From the entries that follow, copy each line containing the word "wood".

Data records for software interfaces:
__________
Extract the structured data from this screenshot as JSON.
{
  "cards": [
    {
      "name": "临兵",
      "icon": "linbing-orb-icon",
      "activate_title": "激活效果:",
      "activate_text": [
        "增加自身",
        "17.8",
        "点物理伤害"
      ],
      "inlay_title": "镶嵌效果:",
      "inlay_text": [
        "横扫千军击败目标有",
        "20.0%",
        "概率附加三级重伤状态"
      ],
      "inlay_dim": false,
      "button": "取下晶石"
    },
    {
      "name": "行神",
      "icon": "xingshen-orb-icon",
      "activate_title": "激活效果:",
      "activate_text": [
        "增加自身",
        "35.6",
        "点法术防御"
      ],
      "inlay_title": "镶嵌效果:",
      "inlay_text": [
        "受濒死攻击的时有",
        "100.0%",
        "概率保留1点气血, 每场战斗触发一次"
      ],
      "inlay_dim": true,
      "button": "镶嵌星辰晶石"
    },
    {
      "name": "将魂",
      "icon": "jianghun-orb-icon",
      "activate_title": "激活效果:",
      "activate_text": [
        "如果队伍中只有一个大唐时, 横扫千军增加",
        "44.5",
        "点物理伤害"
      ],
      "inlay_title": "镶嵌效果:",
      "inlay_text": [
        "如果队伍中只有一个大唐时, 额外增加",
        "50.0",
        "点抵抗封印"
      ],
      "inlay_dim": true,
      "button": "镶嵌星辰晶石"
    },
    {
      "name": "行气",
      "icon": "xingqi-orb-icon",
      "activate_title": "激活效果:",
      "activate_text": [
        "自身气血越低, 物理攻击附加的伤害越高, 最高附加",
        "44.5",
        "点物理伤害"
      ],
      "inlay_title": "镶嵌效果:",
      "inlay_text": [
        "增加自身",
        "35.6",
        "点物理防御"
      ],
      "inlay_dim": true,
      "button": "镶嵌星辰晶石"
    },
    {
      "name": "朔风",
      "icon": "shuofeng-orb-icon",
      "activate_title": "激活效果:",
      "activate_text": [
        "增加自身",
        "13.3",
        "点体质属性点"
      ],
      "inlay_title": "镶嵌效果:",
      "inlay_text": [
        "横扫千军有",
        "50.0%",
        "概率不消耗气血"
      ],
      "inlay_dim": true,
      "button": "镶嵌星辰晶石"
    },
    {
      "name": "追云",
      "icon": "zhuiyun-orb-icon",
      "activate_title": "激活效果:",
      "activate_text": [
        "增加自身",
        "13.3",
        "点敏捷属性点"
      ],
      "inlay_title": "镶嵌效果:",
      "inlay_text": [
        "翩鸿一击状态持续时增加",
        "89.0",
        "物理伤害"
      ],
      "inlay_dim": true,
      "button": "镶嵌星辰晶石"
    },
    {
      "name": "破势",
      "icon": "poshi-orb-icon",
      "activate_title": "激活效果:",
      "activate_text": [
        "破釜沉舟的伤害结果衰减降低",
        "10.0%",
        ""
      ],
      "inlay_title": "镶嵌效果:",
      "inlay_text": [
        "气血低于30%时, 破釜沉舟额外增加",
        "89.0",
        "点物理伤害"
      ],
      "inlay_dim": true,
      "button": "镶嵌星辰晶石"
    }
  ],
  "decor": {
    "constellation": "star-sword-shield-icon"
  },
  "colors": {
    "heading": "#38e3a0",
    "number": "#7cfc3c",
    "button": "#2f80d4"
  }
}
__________
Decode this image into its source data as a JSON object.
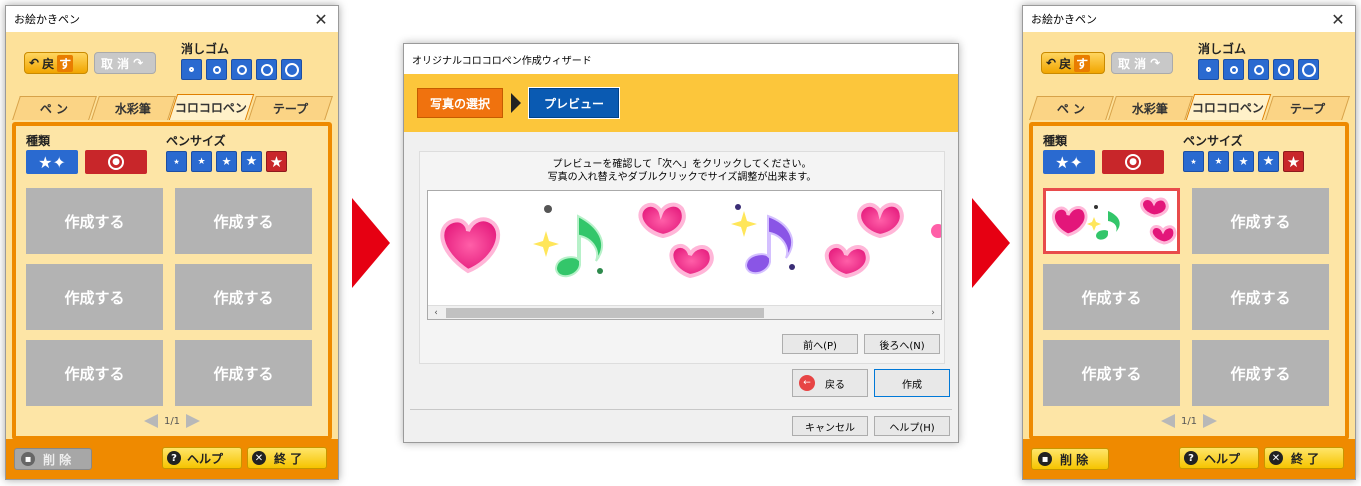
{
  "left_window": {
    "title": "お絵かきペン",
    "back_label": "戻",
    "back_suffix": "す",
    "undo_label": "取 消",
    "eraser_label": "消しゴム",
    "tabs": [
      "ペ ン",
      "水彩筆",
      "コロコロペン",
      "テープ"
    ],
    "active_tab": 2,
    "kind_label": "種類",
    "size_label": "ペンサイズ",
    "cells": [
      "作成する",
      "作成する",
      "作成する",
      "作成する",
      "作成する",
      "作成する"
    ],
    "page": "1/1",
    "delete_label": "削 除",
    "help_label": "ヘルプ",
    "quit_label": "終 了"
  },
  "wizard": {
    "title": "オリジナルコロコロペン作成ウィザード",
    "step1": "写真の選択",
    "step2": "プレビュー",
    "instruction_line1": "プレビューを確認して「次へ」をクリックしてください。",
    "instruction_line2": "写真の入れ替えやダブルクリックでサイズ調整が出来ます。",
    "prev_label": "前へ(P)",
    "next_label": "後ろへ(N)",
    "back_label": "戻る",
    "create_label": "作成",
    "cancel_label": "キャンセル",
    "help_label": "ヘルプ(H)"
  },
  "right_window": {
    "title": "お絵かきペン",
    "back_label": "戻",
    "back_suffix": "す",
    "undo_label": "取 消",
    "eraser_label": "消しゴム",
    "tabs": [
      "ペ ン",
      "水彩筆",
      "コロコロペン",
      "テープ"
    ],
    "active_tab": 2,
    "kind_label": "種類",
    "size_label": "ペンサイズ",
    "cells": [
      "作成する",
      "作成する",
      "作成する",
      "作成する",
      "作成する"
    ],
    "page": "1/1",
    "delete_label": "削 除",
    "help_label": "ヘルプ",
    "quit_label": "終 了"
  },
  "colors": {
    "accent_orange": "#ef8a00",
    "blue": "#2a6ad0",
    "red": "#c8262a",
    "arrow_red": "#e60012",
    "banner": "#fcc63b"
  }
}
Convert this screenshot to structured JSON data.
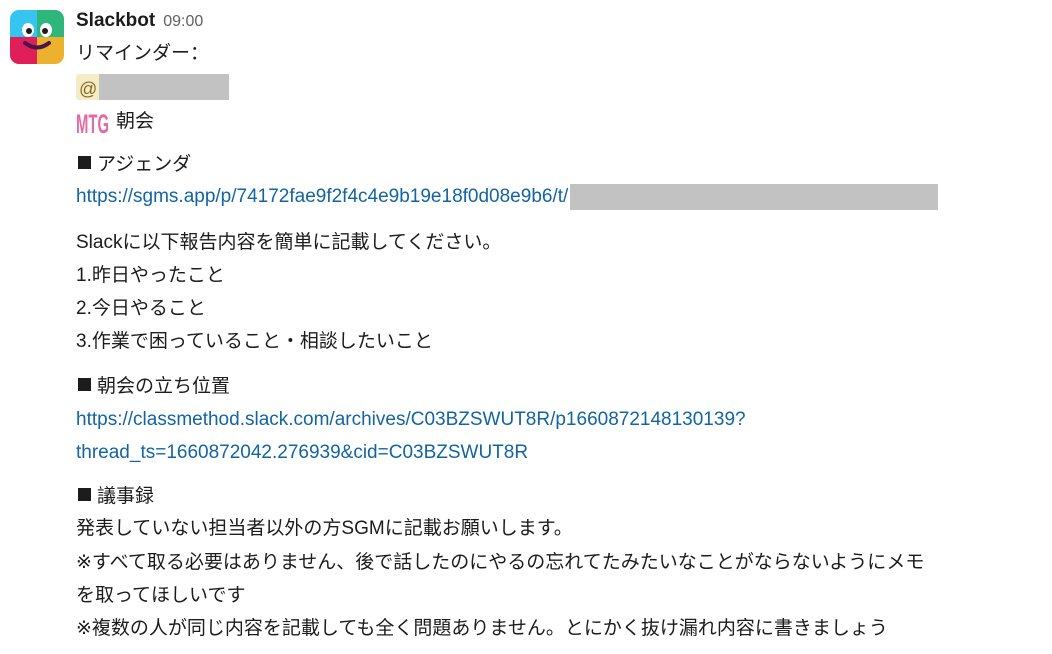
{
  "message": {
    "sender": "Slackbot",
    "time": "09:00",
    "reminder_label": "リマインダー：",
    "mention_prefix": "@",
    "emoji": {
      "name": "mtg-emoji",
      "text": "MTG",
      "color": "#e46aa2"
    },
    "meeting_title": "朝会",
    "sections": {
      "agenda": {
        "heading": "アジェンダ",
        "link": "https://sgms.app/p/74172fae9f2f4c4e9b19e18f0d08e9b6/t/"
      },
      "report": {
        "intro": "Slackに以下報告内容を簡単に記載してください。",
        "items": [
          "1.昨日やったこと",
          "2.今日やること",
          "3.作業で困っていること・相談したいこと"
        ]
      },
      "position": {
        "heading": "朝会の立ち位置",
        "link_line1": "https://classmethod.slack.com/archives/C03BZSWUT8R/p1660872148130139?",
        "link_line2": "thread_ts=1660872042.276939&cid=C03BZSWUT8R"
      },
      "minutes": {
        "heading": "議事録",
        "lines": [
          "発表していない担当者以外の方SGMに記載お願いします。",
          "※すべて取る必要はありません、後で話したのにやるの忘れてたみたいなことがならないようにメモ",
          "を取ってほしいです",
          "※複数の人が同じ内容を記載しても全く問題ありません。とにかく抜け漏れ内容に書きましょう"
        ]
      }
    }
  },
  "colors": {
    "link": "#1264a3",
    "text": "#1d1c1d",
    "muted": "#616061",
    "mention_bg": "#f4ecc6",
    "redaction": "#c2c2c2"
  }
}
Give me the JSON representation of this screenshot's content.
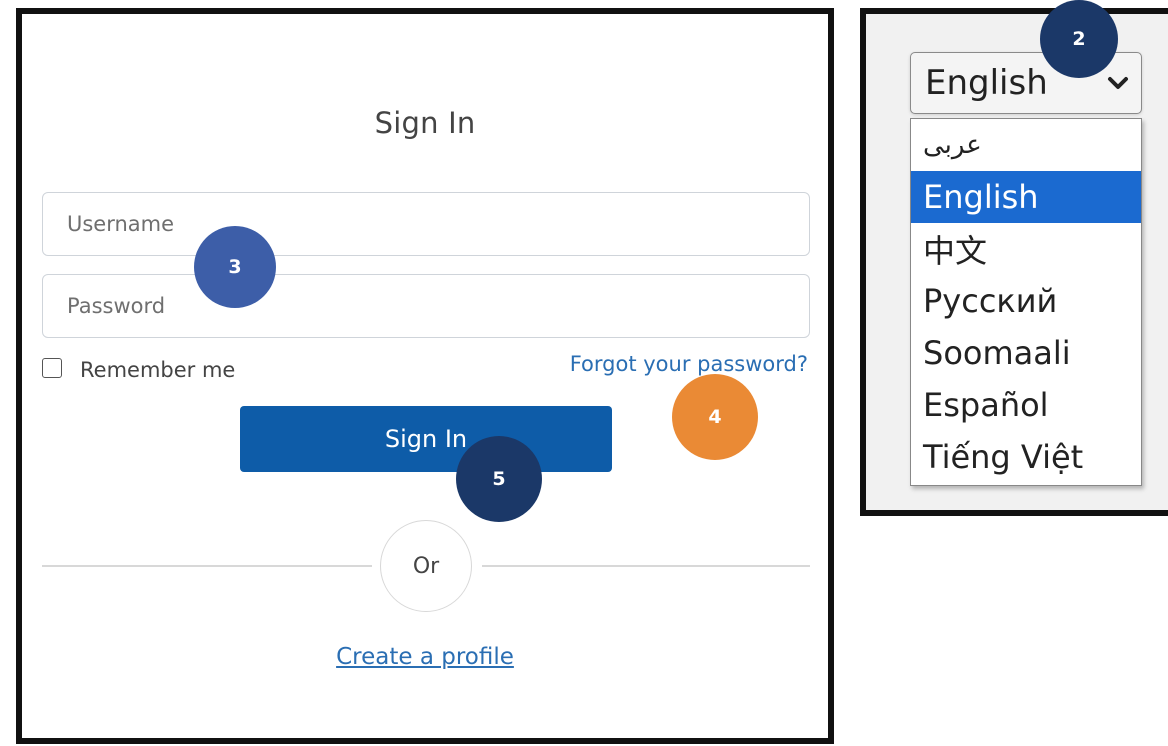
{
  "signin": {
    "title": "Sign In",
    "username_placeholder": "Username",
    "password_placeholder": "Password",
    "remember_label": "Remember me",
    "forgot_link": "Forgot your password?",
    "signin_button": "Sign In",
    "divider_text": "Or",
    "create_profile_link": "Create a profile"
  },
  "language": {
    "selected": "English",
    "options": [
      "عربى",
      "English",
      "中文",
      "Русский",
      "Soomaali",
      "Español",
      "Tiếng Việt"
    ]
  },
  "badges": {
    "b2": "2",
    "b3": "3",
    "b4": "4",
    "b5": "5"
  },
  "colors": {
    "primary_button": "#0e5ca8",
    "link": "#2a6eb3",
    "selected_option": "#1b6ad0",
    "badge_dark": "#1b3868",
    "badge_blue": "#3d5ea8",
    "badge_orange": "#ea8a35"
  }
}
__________
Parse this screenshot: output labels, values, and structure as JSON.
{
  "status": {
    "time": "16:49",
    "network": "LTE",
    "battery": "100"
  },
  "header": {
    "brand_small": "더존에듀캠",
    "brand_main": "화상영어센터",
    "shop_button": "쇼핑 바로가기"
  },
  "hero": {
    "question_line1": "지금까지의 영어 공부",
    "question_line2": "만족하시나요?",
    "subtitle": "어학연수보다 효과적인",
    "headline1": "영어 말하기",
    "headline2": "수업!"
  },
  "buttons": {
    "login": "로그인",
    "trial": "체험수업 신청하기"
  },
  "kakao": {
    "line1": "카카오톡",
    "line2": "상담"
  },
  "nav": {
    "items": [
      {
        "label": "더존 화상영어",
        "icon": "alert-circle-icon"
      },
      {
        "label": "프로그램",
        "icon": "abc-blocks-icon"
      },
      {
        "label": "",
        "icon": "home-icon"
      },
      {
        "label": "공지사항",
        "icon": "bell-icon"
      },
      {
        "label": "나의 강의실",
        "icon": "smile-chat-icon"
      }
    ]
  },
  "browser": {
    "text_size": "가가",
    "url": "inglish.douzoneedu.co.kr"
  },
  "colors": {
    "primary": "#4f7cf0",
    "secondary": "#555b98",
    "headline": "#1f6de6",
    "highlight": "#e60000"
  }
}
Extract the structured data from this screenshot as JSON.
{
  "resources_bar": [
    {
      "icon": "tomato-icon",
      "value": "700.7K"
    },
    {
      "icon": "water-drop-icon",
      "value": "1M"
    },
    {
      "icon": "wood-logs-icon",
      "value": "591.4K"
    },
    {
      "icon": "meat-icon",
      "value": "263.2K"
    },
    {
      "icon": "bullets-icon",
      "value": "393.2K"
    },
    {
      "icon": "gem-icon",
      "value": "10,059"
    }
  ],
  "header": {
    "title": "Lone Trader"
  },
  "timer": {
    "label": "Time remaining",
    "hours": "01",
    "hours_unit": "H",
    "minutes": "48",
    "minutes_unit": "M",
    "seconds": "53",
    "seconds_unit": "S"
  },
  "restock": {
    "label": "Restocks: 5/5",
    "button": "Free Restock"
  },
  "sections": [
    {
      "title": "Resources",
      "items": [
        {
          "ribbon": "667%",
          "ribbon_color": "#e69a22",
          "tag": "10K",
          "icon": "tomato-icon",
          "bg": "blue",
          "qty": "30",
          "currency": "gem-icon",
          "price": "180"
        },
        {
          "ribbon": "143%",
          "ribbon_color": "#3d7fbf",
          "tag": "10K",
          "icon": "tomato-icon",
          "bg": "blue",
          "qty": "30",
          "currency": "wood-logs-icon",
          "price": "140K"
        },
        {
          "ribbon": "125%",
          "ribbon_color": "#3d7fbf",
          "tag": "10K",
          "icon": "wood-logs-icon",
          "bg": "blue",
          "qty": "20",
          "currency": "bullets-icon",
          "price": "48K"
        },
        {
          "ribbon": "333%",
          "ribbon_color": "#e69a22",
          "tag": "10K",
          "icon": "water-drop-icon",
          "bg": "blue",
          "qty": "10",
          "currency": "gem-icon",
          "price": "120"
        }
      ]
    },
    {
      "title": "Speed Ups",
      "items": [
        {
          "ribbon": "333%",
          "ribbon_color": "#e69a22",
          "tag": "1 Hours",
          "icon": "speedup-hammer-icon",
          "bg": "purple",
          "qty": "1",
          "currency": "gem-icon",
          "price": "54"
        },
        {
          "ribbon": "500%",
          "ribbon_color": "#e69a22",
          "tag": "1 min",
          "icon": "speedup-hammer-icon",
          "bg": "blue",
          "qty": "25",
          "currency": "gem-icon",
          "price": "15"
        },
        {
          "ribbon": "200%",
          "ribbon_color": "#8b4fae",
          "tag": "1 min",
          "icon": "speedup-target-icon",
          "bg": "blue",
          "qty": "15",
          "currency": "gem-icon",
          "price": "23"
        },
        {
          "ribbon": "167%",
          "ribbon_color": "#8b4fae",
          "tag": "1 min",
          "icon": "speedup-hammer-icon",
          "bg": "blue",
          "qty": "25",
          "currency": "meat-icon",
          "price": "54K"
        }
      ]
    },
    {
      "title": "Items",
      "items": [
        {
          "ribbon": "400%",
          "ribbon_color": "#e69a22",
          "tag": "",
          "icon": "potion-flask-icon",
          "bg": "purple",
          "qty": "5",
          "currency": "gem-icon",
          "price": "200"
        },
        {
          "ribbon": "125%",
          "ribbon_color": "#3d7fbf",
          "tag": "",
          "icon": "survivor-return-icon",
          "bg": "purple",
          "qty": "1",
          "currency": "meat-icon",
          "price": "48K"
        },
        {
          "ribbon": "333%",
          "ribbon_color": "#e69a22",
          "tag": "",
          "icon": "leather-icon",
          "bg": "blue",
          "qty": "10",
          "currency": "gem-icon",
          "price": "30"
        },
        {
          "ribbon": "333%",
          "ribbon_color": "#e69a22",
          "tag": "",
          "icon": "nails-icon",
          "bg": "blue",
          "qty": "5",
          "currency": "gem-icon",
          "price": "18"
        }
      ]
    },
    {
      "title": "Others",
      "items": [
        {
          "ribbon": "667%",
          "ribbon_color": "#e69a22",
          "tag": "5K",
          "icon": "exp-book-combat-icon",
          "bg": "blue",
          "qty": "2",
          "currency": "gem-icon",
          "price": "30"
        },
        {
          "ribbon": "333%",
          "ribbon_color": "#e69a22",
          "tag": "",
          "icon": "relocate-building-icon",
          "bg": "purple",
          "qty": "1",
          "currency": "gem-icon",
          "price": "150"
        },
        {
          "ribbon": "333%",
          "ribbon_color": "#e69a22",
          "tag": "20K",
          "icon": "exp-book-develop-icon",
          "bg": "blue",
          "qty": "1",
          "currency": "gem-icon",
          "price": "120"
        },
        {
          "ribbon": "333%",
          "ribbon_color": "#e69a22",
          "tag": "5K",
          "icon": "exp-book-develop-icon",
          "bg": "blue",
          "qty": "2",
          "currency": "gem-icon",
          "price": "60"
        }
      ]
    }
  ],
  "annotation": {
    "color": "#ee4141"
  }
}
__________
• Output of the exercise:
      "icon": "wood-logs-icon",
          "currency": "wood-logs-icon",
          "icon": "wood-logs-icon",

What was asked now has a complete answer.